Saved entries
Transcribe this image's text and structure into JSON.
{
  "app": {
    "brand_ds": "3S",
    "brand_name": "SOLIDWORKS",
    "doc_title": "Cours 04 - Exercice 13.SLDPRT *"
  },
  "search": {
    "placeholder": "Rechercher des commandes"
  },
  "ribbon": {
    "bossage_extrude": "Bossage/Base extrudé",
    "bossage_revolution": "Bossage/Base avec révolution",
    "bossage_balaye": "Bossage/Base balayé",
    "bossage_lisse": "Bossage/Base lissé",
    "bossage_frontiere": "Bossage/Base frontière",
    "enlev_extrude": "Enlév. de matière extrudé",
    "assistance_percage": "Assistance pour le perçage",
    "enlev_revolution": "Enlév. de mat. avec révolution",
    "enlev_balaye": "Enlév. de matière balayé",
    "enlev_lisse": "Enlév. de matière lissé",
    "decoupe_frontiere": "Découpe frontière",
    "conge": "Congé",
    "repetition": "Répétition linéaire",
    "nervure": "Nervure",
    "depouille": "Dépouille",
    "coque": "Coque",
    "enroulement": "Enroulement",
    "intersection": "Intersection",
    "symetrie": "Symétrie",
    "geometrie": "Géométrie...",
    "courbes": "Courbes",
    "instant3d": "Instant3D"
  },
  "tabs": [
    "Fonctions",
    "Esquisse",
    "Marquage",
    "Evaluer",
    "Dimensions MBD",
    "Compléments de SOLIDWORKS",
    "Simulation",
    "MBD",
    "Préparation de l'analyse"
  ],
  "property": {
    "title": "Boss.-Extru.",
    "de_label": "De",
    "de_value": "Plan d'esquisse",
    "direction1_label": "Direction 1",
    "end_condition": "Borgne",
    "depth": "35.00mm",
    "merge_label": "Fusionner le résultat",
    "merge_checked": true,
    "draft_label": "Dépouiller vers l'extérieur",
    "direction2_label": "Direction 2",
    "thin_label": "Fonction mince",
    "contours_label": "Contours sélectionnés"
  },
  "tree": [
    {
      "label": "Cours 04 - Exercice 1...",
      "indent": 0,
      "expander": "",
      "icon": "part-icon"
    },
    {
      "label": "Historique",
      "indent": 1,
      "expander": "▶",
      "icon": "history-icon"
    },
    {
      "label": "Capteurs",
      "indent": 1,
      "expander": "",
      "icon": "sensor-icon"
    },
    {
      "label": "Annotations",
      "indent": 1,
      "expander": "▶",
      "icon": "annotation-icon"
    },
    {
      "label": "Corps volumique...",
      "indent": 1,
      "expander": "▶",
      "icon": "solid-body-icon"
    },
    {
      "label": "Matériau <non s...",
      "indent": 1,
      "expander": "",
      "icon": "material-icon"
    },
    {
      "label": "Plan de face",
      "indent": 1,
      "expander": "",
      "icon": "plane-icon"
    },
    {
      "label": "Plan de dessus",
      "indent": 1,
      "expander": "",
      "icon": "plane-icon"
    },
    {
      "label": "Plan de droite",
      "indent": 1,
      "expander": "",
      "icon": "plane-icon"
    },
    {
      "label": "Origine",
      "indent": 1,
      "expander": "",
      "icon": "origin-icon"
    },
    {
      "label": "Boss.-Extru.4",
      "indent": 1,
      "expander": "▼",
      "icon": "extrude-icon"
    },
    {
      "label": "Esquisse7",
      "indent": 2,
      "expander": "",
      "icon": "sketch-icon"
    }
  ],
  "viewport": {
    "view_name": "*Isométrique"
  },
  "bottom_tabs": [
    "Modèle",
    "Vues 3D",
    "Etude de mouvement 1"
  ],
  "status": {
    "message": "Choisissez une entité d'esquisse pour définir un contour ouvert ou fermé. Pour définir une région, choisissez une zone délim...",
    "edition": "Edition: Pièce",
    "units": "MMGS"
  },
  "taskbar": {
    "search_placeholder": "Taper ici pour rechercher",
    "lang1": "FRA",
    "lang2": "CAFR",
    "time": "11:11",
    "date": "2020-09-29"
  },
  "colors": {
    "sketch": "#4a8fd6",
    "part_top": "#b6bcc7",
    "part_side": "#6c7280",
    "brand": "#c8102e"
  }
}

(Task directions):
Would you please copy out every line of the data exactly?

(Reply):
Transcribe this image's text and structure into JSON.
{
  "app": {
    "brand_ds": "3S",
    "brand_name": "SOLIDWORKS",
    "doc_title": "Cours 04 - Exercice 13.SLDPRT *"
  },
  "search": {
    "placeholder": "Rechercher des commandes"
  },
  "ribbon": {
    "bossage_extrude": "Bossage/Base extrudé",
    "bossage_revolution": "Bossage/Base avec révolution",
    "bossage_balaye": "Bossage/Base balayé",
    "bossage_lisse": "Bossage/Base lissé",
    "bossage_frontiere": "Bossage/Base frontière",
    "enlev_extrude": "Enlév. de matière extrudé",
    "assistance_percage": "Assistance pour le perçage",
    "enlev_revolution": "Enlév. de mat. avec révolution",
    "enlev_balaye": "Enlév. de matière balayé",
    "enlev_lisse": "Enlév. de matière lissé",
    "decoupe_frontiere": "Découpe frontière",
    "conge": "Congé",
    "repetition": "Répétition linéaire",
    "nervure": "Nervure",
    "depouille": "Dépouille",
    "coque": "Coque",
    "enroulement": "Enroulement",
    "intersection": "Intersection",
    "symetrie": "Symétrie",
    "geometrie": "Géométrie...",
    "courbes": "Courbes",
    "instant3d": "Instant3D"
  },
  "tabs": [
    "Fonctions",
    "Esquisse",
    "Marquage",
    "Evaluer",
    "Dimensions MBD",
    "Compléments de SOLIDWORKS",
    "Simulation",
    "MBD",
    "Préparation de l'analyse"
  ],
  "property": {
    "title": "Boss.-Extru.",
    "de_label": "De",
    "de_value": "Plan d'esquisse",
    "direction1_label": "Direction 1",
    "end_condition": "Borgne",
    "depth": "35.00mm",
    "merge_label": "Fusionner le résultat",
    "merge_checked": true,
    "draft_label": "Dépouiller vers l'extérieur",
    "direction2_label": "Direction 2",
    "thin_label": "Fonction mince",
    "contours_label": "Contours sélectionnés"
  },
  "tree": [
    {
      "label": "Cours 04 - Exercice 1...",
      "indent": 0,
      "expander": "",
      "icon": "part-icon"
    },
    {
      "label": "Historique",
      "indent": 1,
      "expander": "▶",
      "icon": "history-icon"
    },
    {
      "label": "Capteurs",
      "indent": 1,
      "expander": "",
      "icon": "sensor-icon"
    },
    {
      "label": "Annotations",
      "indent": 1,
      "expander": "▶",
      "icon": "annotation-icon"
    },
    {
      "label": "Corps volumique...",
      "indent": 1,
      "expander": "▶",
      "icon": "solid-body-icon"
    },
    {
      "label": "Matériau <non s...",
      "indent": 1,
      "expander": "",
      "icon": "material-icon"
    },
    {
      "label": "Plan de face",
      "indent": 1,
      "expander": "",
      "icon": "plane-icon"
    },
    {
      "label": "Plan de dessus",
      "indent": 1,
      "expander": "",
      "icon": "plane-icon"
    },
    {
      "label": "Plan de droite",
      "indent": 1,
      "expander": "",
      "icon": "plane-icon"
    },
    {
      "label": "Origine",
      "indent": 1,
      "expander": "",
      "icon": "origin-icon"
    },
    {
      "label": "Boss.-Extru.4",
      "indent": 1,
      "expander": "▼",
      "icon": "extrude-icon"
    },
    {
      "label": "Esquisse7",
      "indent": 2,
      "expander": "",
      "icon": "sketch-icon"
    }
  ],
  "viewport": {
    "view_name": "*Isométrique"
  },
  "bottom_tabs": [
    "Modèle",
    "Vues 3D",
    "Etude de mouvement 1"
  ],
  "status": {
    "message": "Choisissez une entité d'esquisse pour définir un contour ouvert ou fermé. Pour définir une région, choisissez une zone délim...",
    "edition": "Edition: Pièce",
    "units": "MMGS"
  },
  "taskbar": {
    "search_placeholder": "Taper ici pour rechercher",
    "lang1": "FRA",
    "lang2": "CAFR",
    "time": "11:11",
    "date": "2020-09-29"
  },
  "colors": {
    "sketch": "#4a8fd6",
    "part_top": "#b6bcc7",
    "part_side": "#6c7280",
    "brand": "#c8102e"
  }
}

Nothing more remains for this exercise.